The Prince George's County legislative delegation wants the plan it drew up in Annapolis last session. Black leaders want a plan that would assure three or four black seats, and the County Council just wants a plan that will stand up under the one-man, one-vote test.
And in the middle of what promises to be a classic battle of conflicting interests are the five members of the special commission charged with drawing up nine new districts from the Prince George's County Council.
At stake in their deliberations is the future direction of the council, which controls the purse strings, tax rates, zoning and planning decisions of the county. The drawing of the council lines may result also in the final shakeout of the old Democratic organization shattered in the election of 1978, and determine the form of the new organization to take its place. Finally the lines will determine whether the county's growing black community will translate its numbers into increased representation.
The commission had three public hearings last week and will hold its first public work session today. Additional hearings are planned for August and the resulting plan will be given to the County Council by Sept. 15.
"I want to come up with the best possible plan," said commission member Ella Ennis. "If the council chooses to ignore us, there is nothing we can do but bring citizen pressure. But with 11 council members running for nine [seats] it is going to be hard to do," she said.
Once the council is presented with a plan, it wil have 70 days to amend or approve it. If the council takes no action, the plan will be approved automatically under the provisions of the charter amendment voted last November.
That amendment, Question K, repealed the present at-large voting for 11 council members, replacing it will a nine-member council elected from individual districts. Its overwhelming approval last November began a political struggle almost immediately.
The first incident took place in February when a majority of County Council members broke ranks with the recommendations of a caucus of elected Democrats, and chose their own members of the redistricting commission.
Accroding to one council member, the eight senators in the caucus simply wanted to ensure their control over the redistricting process. The caucus "blew up because a significant number of council people were not willing to fall back and be ruled by eight oligarchs," the council member said.

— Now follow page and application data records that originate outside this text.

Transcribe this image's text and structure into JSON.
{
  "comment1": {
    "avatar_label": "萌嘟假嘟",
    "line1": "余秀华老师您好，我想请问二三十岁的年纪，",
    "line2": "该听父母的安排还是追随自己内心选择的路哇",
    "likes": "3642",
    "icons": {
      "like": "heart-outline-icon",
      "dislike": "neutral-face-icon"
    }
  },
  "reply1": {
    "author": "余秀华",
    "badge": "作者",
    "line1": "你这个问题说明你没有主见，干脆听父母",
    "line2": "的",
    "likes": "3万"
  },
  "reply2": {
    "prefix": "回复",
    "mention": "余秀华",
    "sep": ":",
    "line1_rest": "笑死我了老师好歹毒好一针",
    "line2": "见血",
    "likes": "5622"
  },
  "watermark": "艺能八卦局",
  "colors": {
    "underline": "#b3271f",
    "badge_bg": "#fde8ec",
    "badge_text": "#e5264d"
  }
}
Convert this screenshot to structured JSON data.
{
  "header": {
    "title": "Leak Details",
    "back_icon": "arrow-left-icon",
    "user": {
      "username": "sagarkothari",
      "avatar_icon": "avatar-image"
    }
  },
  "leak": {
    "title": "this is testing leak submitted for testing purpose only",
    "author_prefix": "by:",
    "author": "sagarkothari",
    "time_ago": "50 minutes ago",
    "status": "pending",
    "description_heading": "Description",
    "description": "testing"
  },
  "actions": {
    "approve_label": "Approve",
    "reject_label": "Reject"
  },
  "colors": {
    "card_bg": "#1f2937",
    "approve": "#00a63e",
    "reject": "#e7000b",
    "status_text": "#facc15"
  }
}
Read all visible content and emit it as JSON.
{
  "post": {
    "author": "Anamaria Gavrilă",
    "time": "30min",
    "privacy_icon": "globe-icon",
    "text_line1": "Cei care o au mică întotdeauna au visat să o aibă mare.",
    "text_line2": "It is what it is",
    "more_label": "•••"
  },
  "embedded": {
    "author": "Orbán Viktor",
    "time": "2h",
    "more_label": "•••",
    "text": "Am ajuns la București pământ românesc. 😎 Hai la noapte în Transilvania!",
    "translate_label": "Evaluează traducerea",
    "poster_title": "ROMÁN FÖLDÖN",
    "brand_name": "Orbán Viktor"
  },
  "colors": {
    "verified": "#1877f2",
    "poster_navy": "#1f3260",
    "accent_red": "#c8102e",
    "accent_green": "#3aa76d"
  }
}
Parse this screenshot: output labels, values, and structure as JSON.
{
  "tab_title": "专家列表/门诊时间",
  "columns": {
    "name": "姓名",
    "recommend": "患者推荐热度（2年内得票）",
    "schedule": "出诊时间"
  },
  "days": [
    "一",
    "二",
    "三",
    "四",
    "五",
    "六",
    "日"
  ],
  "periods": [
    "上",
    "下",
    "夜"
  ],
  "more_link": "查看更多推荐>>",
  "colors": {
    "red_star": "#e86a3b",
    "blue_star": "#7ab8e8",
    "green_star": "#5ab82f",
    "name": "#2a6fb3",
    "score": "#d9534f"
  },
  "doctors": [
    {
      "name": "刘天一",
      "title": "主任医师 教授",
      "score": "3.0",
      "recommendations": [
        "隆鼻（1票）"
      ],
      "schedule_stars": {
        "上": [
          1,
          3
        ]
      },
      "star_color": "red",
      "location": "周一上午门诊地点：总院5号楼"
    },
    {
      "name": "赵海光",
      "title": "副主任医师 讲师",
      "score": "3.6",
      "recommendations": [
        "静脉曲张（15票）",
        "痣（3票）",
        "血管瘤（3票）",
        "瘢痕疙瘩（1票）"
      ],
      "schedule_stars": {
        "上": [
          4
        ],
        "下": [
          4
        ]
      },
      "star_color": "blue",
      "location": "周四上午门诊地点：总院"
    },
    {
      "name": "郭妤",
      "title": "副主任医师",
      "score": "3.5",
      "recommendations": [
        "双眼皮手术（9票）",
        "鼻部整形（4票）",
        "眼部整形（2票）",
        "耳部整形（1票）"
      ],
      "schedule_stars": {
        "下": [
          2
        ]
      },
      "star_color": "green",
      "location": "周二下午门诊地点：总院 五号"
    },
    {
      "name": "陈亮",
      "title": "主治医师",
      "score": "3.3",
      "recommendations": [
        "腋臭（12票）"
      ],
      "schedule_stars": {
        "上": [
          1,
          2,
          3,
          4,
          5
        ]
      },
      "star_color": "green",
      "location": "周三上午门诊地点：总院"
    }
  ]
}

The senators' response was to begin redrawing the lines of the nine-member school board to reflect the population shifts in the 1980 census, required by law to be done in Annapolis in the year following the census. By drawing these lines first, the legislature would be able to pressure the council to set its lines with the same boundaries.
The Annapolis delegation did not expect to redraw the school board lines during the busy session because the census data was released only one week before it ended on April 13. But the school board members, aided by legislative staff members, quickly drew a plan to reflect the shifts in county population.
The county's three black legislators and their supporters, led by Sen. Tommie Broadwater, had hoped the redistricting would be done in the 1982 session. That would have allowed the County Council, considered friendlier to their interests, to draw its lines first. When the school board's plan surfaced, Broadwater and Del. Sylvania Woods scrambled to place their own plan before the legislators. Two days before the end of the session, however, the school board lines were approved despite a last-ditch filibuster by Broadwater.
The 1980 census figures showed the county to be 37 percent black but the existing school board lines have resulted in only one solidly black district, represented by board member Bonnie Johns. Two other districts, Jo Ann Bell's in District Heights and Angelo Castelli's in Oxon Hill, have moderate to slim black majorities while a fourth, represented by Susan Bieniasz and including New Carrollton and Bladensburg, is approximately one-third black.
According to Woods, the new school lines have increased the number of blacks in Johns' district while adding whites to Bell's and Bieniaz's areas, diluting black voting strength. They want the lines to ensure at least three black districts, with a clear shot at a fourth.
Commission member Thomas Hendershot agreed that the new school board lines likely would not yield more than one black member on the scool board or the council.
"There is a serious question in my mind whether [the school board plan] will result in more than one black member because it only takes into account population, not voter registration or participation," he said. "We have a council that's 25 percent black now. My question is what if that plan makes the council 11 percent black in a county that is 40 percent black? If that plan comes under court scrutiny . . . clearly we would not look good."